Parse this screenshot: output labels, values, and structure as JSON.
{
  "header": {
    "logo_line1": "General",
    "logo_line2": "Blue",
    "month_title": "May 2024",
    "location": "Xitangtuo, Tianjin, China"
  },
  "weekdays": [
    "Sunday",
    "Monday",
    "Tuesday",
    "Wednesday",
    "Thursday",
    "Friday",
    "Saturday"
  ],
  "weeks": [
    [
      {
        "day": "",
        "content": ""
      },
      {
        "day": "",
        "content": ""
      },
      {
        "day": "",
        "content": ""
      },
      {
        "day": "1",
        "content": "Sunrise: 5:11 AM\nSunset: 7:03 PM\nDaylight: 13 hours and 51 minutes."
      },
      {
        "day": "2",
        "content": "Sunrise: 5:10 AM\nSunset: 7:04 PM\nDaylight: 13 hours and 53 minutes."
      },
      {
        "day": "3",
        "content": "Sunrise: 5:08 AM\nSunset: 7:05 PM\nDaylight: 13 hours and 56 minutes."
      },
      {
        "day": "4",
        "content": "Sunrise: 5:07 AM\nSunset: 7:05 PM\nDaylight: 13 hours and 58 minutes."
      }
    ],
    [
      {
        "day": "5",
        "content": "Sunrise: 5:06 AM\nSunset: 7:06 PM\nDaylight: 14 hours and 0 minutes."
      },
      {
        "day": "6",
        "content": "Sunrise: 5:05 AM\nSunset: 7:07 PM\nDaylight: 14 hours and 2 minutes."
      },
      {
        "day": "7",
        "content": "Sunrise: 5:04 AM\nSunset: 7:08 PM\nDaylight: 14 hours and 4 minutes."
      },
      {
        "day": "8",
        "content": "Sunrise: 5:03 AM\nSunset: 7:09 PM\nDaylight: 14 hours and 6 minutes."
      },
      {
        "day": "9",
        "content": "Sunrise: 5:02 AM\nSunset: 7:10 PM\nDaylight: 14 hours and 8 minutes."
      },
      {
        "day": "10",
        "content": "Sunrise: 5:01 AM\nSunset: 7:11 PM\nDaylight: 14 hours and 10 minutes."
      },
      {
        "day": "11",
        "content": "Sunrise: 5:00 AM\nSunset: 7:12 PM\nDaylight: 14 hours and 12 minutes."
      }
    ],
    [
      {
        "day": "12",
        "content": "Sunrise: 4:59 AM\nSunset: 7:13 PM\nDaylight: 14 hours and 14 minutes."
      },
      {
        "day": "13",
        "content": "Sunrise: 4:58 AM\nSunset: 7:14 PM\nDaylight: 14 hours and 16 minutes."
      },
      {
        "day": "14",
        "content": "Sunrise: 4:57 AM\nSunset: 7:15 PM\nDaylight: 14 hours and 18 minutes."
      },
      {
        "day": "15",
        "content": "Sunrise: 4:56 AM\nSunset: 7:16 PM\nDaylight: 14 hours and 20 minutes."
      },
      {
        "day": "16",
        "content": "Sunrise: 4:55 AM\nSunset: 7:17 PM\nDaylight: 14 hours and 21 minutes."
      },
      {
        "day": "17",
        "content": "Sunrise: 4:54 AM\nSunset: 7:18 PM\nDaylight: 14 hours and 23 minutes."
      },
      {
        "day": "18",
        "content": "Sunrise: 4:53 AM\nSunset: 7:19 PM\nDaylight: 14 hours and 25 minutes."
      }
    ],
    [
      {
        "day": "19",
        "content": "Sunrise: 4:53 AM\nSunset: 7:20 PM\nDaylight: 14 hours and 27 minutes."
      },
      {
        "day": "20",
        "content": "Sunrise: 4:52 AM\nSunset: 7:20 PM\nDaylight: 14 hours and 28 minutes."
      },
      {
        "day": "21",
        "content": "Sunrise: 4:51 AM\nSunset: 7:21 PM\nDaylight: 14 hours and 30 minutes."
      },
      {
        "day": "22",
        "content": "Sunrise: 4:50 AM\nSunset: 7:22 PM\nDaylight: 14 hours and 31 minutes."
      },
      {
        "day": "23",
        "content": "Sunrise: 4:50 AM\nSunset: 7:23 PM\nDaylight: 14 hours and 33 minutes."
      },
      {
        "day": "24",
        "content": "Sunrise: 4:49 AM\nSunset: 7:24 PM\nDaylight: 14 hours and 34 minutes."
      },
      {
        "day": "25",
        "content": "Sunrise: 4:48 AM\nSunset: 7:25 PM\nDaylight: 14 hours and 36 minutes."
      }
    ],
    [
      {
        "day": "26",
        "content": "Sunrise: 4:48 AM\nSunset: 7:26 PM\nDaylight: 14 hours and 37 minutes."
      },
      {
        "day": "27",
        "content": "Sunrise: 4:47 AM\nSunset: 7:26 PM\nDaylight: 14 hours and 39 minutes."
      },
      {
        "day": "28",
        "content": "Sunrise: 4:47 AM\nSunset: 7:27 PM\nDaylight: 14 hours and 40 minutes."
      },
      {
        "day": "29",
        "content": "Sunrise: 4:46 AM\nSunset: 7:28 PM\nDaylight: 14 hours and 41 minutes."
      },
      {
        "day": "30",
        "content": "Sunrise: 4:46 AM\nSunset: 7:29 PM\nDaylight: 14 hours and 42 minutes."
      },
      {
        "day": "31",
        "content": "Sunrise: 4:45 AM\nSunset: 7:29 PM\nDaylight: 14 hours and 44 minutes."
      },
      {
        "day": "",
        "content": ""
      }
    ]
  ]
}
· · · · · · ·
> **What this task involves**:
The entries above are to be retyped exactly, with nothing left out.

> **Result of the exercise**:
Parse this screenshot: output labels, values, and structure as JSON.
{
  "header": {
    "logo_line1": "General",
    "logo_line2": "Blue",
    "month_title": "May 2024",
    "location": "Xitangtuo, Tianjin, China"
  },
  "weekdays": [
    "Sunday",
    "Monday",
    "Tuesday",
    "Wednesday",
    "Thursday",
    "Friday",
    "Saturday"
  ],
  "weeks": [
    [
      {
        "day": "",
        "content": ""
      },
      {
        "day": "",
        "content": ""
      },
      {
        "day": "",
        "content": ""
      },
      {
        "day": "1",
        "content": "Sunrise: 5:11 AM\nSunset: 7:03 PM\nDaylight: 13 hours and 51 minutes."
      },
      {
        "day": "2",
        "content": "Sunrise: 5:10 AM\nSunset: 7:04 PM\nDaylight: 13 hours and 53 minutes."
      },
      {
        "day": "3",
        "content": "Sunrise: 5:08 AM\nSunset: 7:05 PM\nDaylight: 13 hours and 56 minutes."
      },
      {
        "day": "4",
        "content": "Sunrise: 5:07 AM\nSunset: 7:05 PM\nDaylight: 13 hours and 58 minutes."
      }
    ],
    [
      {
        "day": "5",
        "content": "Sunrise: 5:06 AM\nSunset: 7:06 PM\nDaylight: 14 hours and 0 minutes."
      },
      {
        "day": "6",
        "content": "Sunrise: 5:05 AM\nSunset: 7:07 PM\nDaylight: 14 hours and 2 minutes."
      },
      {
        "day": "7",
        "content": "Sunrise: 5:04 AM\nSunset: 7:08 PM\nDaylight: 14 hours and 4 minutes."
      },
      {
        "day": "8",
        "content": "Sunrise: 5:03 AM\nSunset: 7:09 PM\nDaylight: 14 hours and 6 minutes."
      },
      {
        "day": "9",
        "content": "Sunrise: 5:02 AM\nSunset: 7:10 PM\nDaylight: 14 hours and 8 minutes."
      },
      {
        "day": "10",
        "content": "Sunrise: 5:01 AM\nSunset: 7:11 PM\nDaylight: 14 hours and 10 minutes."
      },
      {
        "day": "11",
        "content": "Sunrise: 5:00 AM\nSunset: 7:12 PM\nDaylight: 14 hours and 12 minutes."
      }
    ],
    [
      {
        "day": "12",
        "content": "Sunrise: 4:59 AM\nSunset: 7:13 PM\nDaylight: 14 hours and 14 minutes."
      },
      {
        "day": "13",
        "content": "Sunrise: 4:58 AM\nSunset: 7:14 PM\nDaylight: 14 hours and 16 minutes."
      },
      {
        "day": "14",
        "content": "Sunrise: 4:57 AM\nSunset: 7:15 PM\nDaylight: 14 hours and 18 minutes."
      },
      {
        "day": "15",
        "content": "Sunrise: 4:56 AM\nSunset: 7:16 PM\nDaylight: 14 hours and 20 minutes."
      },
      {
        "day": "16",
        "content": "Sunrise: 4:55 AM\nSunset: 7:17 PM\nDaylight: 14 hours and 21 minutes."
      },
      {
        "day": "17",
        "content": "Sunrise: 4:54 AM\nSunset: 7:18 PM\nDaylight: 14 hours and 23 minutes."
      },
      {
        "day": "18",
        "content": "Sunrise: 4:53 AM\nSunset: 7:19 PM\nDaylight: 14 hours and 25 minutes."
      }
    ],
    [
      {
        "day": "19",
        "content": "Sunrise: 4:53 AM\nSunset: 7:20 PM\nDaylight: 14 hours and 27 minutes."
      },
      {
        "day": "20",
        "content": "Sunrise: 4:52 AM\nSunset: 7:20 PM\nDaylight: 14 hours and 28 minutes."
      },
      {
        "day": "21",
        "content": "Sunrise: 4:51 AM\nSunset: 7:21 PM\nDaylight: 14 hours and 30 minutes."
      },
      {
        "day": "22",
        "content": "Sunrise: 4:50 AM\nSunset: 7:22 PM\nDaylight: 14 hours and 31 minutes."
      },
      {
        "day": "23",
        "content": "Sunrise: 4:50 AM\nSunset: 7:23 PM\nDaylight: 14 hours and 33 minutes."
      },
      {
        "day": "24",
        "content": "Sunrise: 4:49 AM\nSunset: 7:24 PM\nDaylight: 14 hours and 34 minutes."
      },
      {
        "day": "25",
        "content": "Sunrise: 4:48 AM\nSunset: 7:25 PM\nDaylight: 14 hours and 36 minutes."
      }
    ],
    [
      {
        "day": "26",
        "content": "Sunrise: 4:48 AM\nSunset: 7:26 PM\nDaylight: 14 hours and 37 minutes."
      },
      {
        "day": "27",
        "content": "Sunrise: 4:47 AM\nSunset: 7:26 PM\nDaylight: 14 hours and 39 minutes."
      },
      {
        "day": "28",
        "content": "Sunrise: 4:47 AM\nSunset: 7:27 PM\nDaylight: 14 hours and 40 minutes."
      },
      {
        "day": "29",
        "content": "Sunrise: 4:46 AM\nSunset: 7:28 PM\nDaylight: 14 hours and 41 minutes."
      },
      {
        "day": "30",
        "content": "Sunrise: 4:46 AM\nSunset: 7:29 PM\nDaylight: 14 hours and 42 minutes."
      },
      {
        "day": "31",
        "content": "Sunrise: 4:45 AM\nSunset: 7:29 PM\nDaylight: 14 hours and 44 minutes."
      },
      {
        "day": "",
        "content": ""
      }
    ]
  ]
}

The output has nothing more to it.